EXERCISE DIRECTIONS =
For every record below, repeat the text exactly and pass over any image.

<<<<

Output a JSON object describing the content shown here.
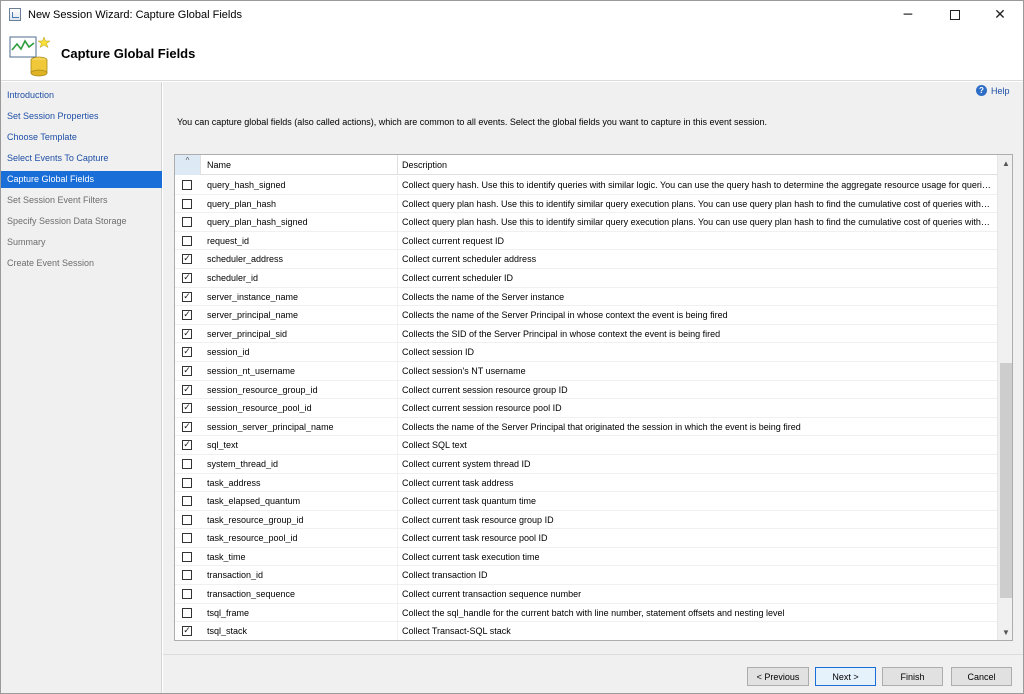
{
  "window": {
    "title": "New Session Wizard: Capture Global Fields",
    "minimize_glyph": "─",
    "close_glyph": "✕"
  },
  "header": {
    "title": "Capture Global Fields",
    "icon": "database-chart-icon"
  },
  "nav": {
    "items": [
      {
        "label": "Introduction",
        "state": "done"
      },
      {
        "label": "Set Session Properties",
        "state": "done"
      },
      {
        "label": "Choose Template",
        "state": "done"
      },
      {
        "label": "Select Events To Capture",
        "state": "done"
      },
      {
        "label": "Capture Global Fields",
        "state": "active"
      },
      {
        "label": "Set Session Event Filters",
        "state": "future"
      },
      {
        "label": "Specify Session Data Storage",
        "state": "future"
      },
      {
        "label": "Summary",
        "state": "future"
      },
      {
        "label": "Create Event Session",
        "state": "future"
      }
    ]
  },
  "help": {
    "label": "Help",
    "glyph": "?"
  },
  "description": "You can capture global fields (also called actions), which are common to all events. Select the global fields you want to capture in this event session.",
  "grid": {
    "sort_glyph": "^",
    "columns": {
      "name": "Name",
      "description": "Description"
    },
    "rows": [
      {
        "name": "query_hash_signed",
        "description": "Collect query hash. Use this to identify queries with similar logic. You can use the query hash to determine the aggregate resource usage for queries that differ only by literal values",
        "checked": false
      },
      {
        "name": "query_plan_hash",
        "description": "Collect query plan hash. Use this to identify similar query execution plans. You can use query plan hash to find the cumulative cost of queries with similar execution plans",
        "checked": false
      },
      {
        "name": "query_plan_hash_signed",
        "description": "Collect query plan hash. Use this to identify similar query execution plans. You can use query plan hash to find the cumulative cost of queries with similar execution plans",
        "checked": false
      },
      {
        "name": "request_id",
        "description": "Collect current request ID",
        "checked": false
      },
      {
        "name": "scheduler_address",
        "description": "Collect current scheduler address",
        "checked": true
      },
      {
        "name": "scheduler_id",
        "description": "Collect current scheduler ID",
        "checked": true
      },
      {
        "name": "server_instance_name",
        "description": "Collects the name of the Server instance",
        "checked": true
      },
      {
        "name": "server_principal_name",
        "description": "Collects the name of the Server Principal in whose context the event is being fired",
        "checked": true
      },
      {
        "name": "server_principal_sid",
        "description": "Collects the SID of the Server Principal in whose context the event is being fired",
        "checked": true
      },
      {
        "name": "session_id",
        "description": "Collect session ID",
        "checked": true
      },
      {
        "name": "session_nt_username",
        "description": "Collect session's NT username",
        "checked": true
      },
      {
        "name": "session_resource_group_id",
        "description": "Collect current session resource group ID",
        "checked": true
      },
      {
        "name": "session_resource_pool_id",
        "description": "Collect current session resource pool ID",
        "checked": true
      },
      {
        "name": "session_server_principal_name",
        "description": "Collects the name of the Server Principal that originated the session in which the event is being fired",
        "checked": true
      },
      {
        "name": "sql_text",
        "description": "Collect SQL text",
        "checked": true
      },
      {
        "name": "system_thread_id",
        "description": "Collect current system thread ID",
        "checked": false
      },
      {
        "name": "task_address",
        "description": "Collect current task address",
        "checked": false
      },
      {
        "name": "task_elapsed_quantum",
        "description": "Collect current task quantum time",
        "checked": false
      },
      {
        "name": "task_resource_group_id",
        "description": "Collect current task resource group ID",
        "checked": false
      },
      {
        "name": "task_resource_pool_id",
        "description": "Collect current task resource pool ID",
        "checked": false
      },
      {
        "name": "task_time",
        "description": "Collect current task execution time",
        "checked": false
      },
      {
        "name": "transaction_id",
        "description": "Collect transaction ID",
        "checked": false
      },
      {
        "name": "transaction_sequence",
        "description": "Collect current transaction sequence number",
        "checked": false
      },
      {
        "name": "tsql_frame",
        "description": "Collect the sql_handle for the current batch with line number, statement offsets and nesting level",
        "checked": false
      },
      {
        "name": "tsql_stack",
        "description": "Collect Transact-SQL stack",
        "checked": true
      }
    ]
  },
  "scrollbar": {
    "up_glyph": "▲",
    "down_glyph": "▼"
  },
  "footer": {
    "previous_label": "< Previous",
    "next_label": "Next >",
    "finish_label": "Finish",
    "cancel_label": "Cancel"
  },
  "colors": {
    "accent": "#1a6ed8",
    "link": "#1f4fa6",
    "panel": "#f0f0f0"
  }
}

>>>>

ANSWER TO THIS EXERCISE =
Output a JSON object describing the content shown here.
{
  "window": {
    "title": "New Session Wizard: Capture Global Fields",
    "minimize_glyph": "─",
    "close_glyph": "✕"
  },
  "header": {
    "title": "Capture Global Fields",
    "icon": "database-chart-icon"
  },
  "nav": {
    "items": [
      {
        "label": "Introduction",
        "state": "done"
      },
      {
        "label": "Set Session Properties",
        "state": "done"
      },
      {
        "label": "Choose Template",
        "state": "done"
      },
      {
        "label": "Select Events To Capture",
        "state": "done"
      },
      {
        "label": "Capture Global Fields",
        "state": "active"
      },
      {
        "label": "Set Session Event Filters",
        "state": "future"
      },
      {
        "label": "Specify Session Data Storage",
        "state": "future"
      },
      {
        "label": "Summary",
        "state": "future"
      },
      {
        "label": "Create Event Session",
        "state": "future"
      }
    ]
  },
  "help": {
    "label": "Help",
    "glyph": "?"
  },
  "description": "You can capture global fields (also called actions), which are common to all events. Select the global fields you want to capture in this event session.",
  "grid": {
    "sort_glyph": "^",
    "columns": {
      "name": "Name",
      "description": "Description"
    },
    "rows": [
      {
        "name": "query_hash_signed",
        "description": "Collect query hash. Use this to identify queries with similar logic. You can use the query hash to determine the aggregate resource usage for queries that differ only by literal values",
        "checked": false
      },
      {
        "name": "query_plan_hash",
        "description": "Collect query plan hash. Use this to identify similar query execution plans. You can use query plan hash to find the cumulative cost of queries with similar execution plans",
        "checked": false
      },
      {
        "name": "query_plan_hash_signed",
        "description": "Collect query plan hash. Use this to identify similar query execution plans. You can use query plan hash to find the cumulative cost of queries with similar execution plans",
        "checked": false
      },
      {
        "name": "request_id",
        "description": "Collect current request ID",
        "checked": false
      },
      {
        "name": "scheduler_address",
        "description": "Collect current scheduler address",
        "checked": true
      },
      {
        "name": "scheduler_id",
        "description": "Collect current scheduler ID",
        "checked": true
      },
      {
        "name": "server_instance_name",
        "description": "Collects the name of the Server instance",
        "checked": true
      },
      {
        "name": "server_principal_name",
        "description": "Collects the name of the Server Principal in whose context the event is being fired",
        "checked": true
      },
      {
        "name": "server_principal_sid",
        "description": "Collects the SID of the Server Principal in whose context the event is being fired",
        "checked": true
      },
      {
        "name": "session_id",
        "description": "Collect session ID",
        "checked": true
      },
      {
        "name": "session_nt_username",
        "description": "Collect session's NT username",
        "checked": true
      },
      {
        "name": "session_resource_group_id",
        "description": "Collect current session resource group ID",
        "checked": true
      },
      {
        "name": "session_resource_pool_id",
        "description": "Collect current session resource pool ID",
        "checked": true
      },
      {
        "name": "session_server_principal_name",
        "description": "Collects the name of the Server Principal that originated the session in which the event is being fired",
        "checked": true
      },
      {
        "name": "sql_text",
        "description": "Collect SQL text",
        "checked": true
      },
      {
        "name": "system_thread_id",
        "description": "Collect current system thread ID",
        "checked": false
      },
      {
        "name": "task_address",
        "description": "Collect current task address",
        "checked": false
      },
      {
        "name": "task_elapsed_quantum",
        "description": "Collect current task quantum time",
        "checked": false
      },
      {
        "name": "task_resource_group_id",
        "description": "Collect current task resource group ID",
        "checked": false
      },
      {
        "name": "task_resource_pool_id",
        "description": "Collect current task resource pool ID",
        "checked": false
      },
      {
        "name": "task_time",
        "description": "Collect current task execution time",
        "checked": false
      },
      {
        "name": "transaction_id",
        "description": "Collect transaction ID",
        "checked": false
      },
      {
        "name": "transaction_sequence",
        "description": "Collect current transaction sequence number",
        "checked": false
      },
      {
        "name": "tsql_frame",
        "description": "Collect the sql_handle for the current batch with line number, statement offsets and nesting level",
        "checked": false
      },
      {
        "name": "tsql_stack",
        "description": "Collect Transact-SQL stack",
        "checked": true
      }
    ]
  },
  "scrollbar": {
    "up_glyph": "▲",
    "down_glyph": "▼"
  },
  "footer": {
    "previous_label": "< Previous",
    "next_label": "Next >",
    "finish_label": "Finish",
    "cancel_label": "Cancel"
  },
  "colors": {
    "accent": "#1a6ed8",
    "link": "#1f4fa6",
    "panel": "#f0f0f0"
  }
}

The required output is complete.